# TASK INPUTS
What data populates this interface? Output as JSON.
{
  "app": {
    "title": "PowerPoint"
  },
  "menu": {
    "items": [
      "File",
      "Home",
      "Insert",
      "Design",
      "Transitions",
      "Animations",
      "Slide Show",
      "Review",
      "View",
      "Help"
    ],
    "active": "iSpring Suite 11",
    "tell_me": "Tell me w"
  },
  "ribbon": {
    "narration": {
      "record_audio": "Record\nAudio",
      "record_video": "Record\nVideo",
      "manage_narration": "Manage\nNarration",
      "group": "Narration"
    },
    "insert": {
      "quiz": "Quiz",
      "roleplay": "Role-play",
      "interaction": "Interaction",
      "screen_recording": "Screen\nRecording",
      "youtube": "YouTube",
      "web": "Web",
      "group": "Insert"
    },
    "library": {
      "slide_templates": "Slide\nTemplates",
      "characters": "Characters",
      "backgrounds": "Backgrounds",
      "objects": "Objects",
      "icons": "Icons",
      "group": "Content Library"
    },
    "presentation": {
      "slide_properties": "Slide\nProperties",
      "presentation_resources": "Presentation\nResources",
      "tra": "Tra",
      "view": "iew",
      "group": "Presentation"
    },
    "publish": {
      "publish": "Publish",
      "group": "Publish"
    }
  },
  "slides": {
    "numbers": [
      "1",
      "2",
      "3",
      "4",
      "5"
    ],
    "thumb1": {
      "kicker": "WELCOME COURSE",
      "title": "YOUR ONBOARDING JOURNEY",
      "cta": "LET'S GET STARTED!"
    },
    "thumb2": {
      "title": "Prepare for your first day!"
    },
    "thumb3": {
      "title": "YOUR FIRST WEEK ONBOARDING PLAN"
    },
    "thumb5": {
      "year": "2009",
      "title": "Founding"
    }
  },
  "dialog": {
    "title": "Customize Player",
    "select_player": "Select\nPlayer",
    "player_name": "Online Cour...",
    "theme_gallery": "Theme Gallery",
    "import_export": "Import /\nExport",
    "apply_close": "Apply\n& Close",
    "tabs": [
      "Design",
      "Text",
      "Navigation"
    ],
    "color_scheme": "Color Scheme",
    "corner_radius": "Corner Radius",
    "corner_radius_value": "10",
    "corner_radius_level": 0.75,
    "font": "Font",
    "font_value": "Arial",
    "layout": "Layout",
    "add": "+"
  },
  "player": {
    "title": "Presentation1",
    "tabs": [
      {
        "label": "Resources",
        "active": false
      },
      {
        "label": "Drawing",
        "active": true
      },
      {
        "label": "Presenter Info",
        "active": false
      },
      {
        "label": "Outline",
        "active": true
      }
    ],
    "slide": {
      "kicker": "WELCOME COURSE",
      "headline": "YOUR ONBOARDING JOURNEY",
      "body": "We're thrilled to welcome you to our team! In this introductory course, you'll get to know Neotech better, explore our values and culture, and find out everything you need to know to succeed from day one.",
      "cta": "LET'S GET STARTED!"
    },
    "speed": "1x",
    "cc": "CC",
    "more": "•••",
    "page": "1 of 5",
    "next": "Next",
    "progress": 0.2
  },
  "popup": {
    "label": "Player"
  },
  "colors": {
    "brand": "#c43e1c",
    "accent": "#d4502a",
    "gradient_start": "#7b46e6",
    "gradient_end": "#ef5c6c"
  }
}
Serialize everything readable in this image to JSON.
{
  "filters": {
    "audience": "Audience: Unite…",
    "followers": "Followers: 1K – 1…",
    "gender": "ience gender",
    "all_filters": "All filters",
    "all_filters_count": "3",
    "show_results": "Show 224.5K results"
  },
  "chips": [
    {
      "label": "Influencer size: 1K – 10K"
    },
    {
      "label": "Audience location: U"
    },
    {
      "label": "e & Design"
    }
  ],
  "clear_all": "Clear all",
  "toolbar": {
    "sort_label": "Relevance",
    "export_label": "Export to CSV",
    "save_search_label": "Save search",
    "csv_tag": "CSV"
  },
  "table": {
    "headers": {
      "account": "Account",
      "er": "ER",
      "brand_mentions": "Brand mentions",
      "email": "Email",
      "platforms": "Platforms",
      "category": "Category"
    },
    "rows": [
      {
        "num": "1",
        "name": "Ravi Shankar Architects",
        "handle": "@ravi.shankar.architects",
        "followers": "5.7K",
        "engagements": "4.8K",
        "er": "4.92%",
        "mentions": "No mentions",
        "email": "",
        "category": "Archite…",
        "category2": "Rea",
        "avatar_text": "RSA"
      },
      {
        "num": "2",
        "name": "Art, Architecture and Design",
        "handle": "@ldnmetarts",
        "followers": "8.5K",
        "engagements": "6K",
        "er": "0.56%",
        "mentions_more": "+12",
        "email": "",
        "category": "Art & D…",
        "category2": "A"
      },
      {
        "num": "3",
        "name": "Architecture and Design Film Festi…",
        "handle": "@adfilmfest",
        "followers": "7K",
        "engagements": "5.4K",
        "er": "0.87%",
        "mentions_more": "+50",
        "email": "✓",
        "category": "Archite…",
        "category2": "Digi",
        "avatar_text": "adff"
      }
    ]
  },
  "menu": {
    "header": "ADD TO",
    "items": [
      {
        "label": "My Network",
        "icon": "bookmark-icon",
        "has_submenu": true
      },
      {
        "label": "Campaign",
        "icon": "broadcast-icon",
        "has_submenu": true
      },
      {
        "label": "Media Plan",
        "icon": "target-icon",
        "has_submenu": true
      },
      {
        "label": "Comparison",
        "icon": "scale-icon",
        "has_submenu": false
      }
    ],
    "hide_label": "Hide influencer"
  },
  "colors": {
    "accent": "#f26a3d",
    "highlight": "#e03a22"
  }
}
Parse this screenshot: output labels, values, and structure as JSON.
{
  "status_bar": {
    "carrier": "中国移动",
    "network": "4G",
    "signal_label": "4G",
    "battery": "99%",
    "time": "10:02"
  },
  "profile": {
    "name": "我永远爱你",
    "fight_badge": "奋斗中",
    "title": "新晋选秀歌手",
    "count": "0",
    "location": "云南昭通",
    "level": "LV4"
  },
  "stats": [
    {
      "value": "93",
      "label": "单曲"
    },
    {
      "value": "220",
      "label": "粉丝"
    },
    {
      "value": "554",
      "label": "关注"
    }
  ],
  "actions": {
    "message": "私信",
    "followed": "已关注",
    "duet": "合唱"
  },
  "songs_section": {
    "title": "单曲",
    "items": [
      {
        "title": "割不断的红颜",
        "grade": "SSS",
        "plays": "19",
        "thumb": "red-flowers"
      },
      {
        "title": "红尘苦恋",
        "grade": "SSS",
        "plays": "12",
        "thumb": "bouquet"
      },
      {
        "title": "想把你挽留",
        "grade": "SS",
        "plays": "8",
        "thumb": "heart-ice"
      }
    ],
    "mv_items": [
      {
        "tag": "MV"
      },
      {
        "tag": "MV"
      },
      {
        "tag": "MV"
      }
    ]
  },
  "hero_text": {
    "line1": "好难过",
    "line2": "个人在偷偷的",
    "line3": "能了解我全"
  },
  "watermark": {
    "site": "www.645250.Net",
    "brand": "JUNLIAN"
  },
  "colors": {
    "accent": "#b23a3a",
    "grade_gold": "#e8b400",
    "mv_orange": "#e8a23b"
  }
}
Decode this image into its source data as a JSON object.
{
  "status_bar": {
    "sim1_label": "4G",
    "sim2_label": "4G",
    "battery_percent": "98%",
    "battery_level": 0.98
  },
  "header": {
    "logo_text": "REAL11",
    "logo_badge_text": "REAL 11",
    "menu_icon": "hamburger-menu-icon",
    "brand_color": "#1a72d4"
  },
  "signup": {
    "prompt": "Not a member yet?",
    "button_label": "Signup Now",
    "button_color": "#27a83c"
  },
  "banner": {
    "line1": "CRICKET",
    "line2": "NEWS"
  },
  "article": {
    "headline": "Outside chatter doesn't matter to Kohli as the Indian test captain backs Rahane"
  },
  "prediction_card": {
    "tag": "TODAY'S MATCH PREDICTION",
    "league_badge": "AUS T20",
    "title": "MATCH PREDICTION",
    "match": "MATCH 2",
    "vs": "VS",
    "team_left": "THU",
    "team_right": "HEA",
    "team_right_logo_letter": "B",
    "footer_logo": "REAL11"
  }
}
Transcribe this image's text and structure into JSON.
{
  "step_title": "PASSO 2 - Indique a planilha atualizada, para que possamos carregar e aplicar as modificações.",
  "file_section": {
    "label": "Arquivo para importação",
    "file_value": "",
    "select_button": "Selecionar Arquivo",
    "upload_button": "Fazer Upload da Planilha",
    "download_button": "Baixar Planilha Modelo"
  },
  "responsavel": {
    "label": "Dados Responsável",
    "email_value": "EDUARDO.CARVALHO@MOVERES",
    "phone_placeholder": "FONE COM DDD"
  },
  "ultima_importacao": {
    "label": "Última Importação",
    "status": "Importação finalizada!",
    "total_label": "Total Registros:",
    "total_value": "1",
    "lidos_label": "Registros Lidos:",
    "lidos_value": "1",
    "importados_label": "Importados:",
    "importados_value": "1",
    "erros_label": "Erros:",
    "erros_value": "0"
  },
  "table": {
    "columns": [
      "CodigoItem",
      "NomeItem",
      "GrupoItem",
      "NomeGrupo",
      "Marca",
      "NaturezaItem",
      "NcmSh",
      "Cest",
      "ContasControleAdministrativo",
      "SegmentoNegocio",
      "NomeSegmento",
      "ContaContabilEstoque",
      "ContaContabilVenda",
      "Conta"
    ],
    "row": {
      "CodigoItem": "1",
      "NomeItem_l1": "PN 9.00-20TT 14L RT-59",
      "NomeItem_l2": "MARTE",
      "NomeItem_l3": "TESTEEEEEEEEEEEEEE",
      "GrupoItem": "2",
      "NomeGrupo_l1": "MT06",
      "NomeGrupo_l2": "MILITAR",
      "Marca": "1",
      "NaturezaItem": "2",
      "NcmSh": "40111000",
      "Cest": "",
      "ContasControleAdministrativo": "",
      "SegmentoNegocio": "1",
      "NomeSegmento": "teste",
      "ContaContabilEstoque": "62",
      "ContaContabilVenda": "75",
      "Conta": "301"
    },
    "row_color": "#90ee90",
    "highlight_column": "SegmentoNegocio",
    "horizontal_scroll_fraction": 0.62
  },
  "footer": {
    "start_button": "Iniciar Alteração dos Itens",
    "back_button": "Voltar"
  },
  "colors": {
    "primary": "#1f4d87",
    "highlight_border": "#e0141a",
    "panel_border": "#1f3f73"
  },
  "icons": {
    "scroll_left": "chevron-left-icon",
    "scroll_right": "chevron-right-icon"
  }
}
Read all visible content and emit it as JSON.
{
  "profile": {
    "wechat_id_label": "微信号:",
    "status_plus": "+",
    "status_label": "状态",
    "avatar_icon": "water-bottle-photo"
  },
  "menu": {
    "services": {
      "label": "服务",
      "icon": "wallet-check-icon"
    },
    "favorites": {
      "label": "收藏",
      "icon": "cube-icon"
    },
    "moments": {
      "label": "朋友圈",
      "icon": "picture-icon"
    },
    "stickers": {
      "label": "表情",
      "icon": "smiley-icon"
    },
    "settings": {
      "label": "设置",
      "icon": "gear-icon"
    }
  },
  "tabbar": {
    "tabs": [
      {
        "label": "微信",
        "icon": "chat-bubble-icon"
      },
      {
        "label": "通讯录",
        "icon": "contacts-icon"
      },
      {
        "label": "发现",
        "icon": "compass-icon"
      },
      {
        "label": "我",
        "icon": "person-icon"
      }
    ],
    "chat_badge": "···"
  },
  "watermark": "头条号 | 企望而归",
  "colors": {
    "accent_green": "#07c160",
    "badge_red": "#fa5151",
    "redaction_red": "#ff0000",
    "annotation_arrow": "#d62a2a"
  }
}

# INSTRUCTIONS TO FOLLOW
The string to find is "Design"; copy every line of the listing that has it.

# OUTPUT BELOW
      "Design",
      "Design",
      "label": "e & Design"
        "name": "Art, Architecture and Design",
        "name": "Architecture and Design Film Festi…",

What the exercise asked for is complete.